THE LIGHT IN THE PIAZZA book by Craig Lucas, music and lyrics by Adam Guettel, directed by Robert McQueen (Acting Up Stage). At Berkeley Street Theatre Downstairs (26 Berkeley). To February 21, Thursday-Saturday 8 pm, Sunday 7 pm, matinee Saturday 2 pm. $30-$45, some discounts. 416-368-3110. See listing. Rating: NNNN
You won’t find a more perfect Valentine’s Day show than The Light In The Piazza, a love story packed with heart and seductive melodies.
Set largely in 50s Florence, it’s the tale of American mother Margaret (Patty Jamieson) and daughter Clara (Jacquelyn French), visiting the places where Margaret and her husband, Roy (Lee MacDougall), spent their pre-war honeymoon.
When Clara sees Fabrizio (Jeff Lillico) in a Florentine piazza, it’s love at first sight.
Margaret’s upset by the development, for though 26-year-old Clara is physically mature, a childhood accident has arrested her mental development. Explaining this to Fabrizio and his family proves challenging.
Craig Lucas’s script captures both the freshness of the young lovers and the difficulties facing Margaret. Adam Guettel’s English and Italian songs, while not always memorable, are warm without being cloying or sentimental.
The first act’s narrative could move along more briskly, but that’s a writing problem rather than Robert McQueen’s direction. The tighter second act is a treat.
French conveys both the girl and the woman in Clara, while Lillico finds the boyish, playful, sometimes wounded side of Fabrizio. The two seem to fall in love anew each time they meet.
Jamieson has the show’s hardest role, balancing the happiness Margaret wants for her daughter and the worry that weighs on her each time Clara steps away from her care.
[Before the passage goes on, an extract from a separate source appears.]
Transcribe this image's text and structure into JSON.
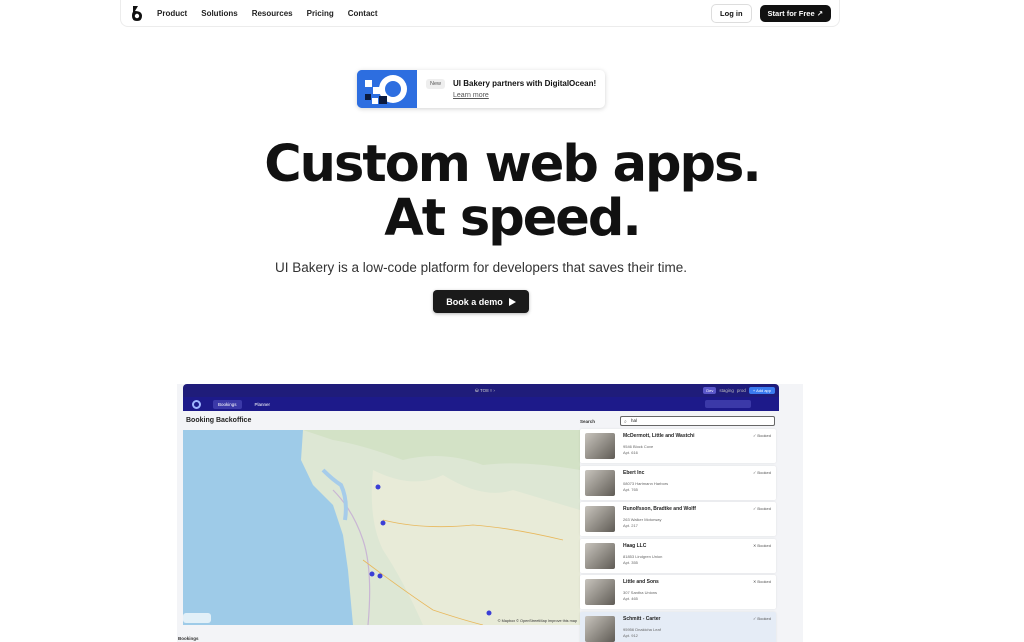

Her gradual acceptance of Clara’s independence, mixing warmth and sadness, rings absolutely true.
There’s also fine work by Juan Chioran as Fabrizio’s elegant father, Michael Torontow as Fabrizio’s womanizing brother, Giuseppe, and Tracy Michailidis as Giuseppe’s understandably jealous wife.
Phillip Silver’s simple set and lighting, evoking the warm tones of Italy, is nicely complemented by Alex Amini’s period costumes. Musical director Jonathan Monro draws beguiling sounds from his orchestra. [rssbreak]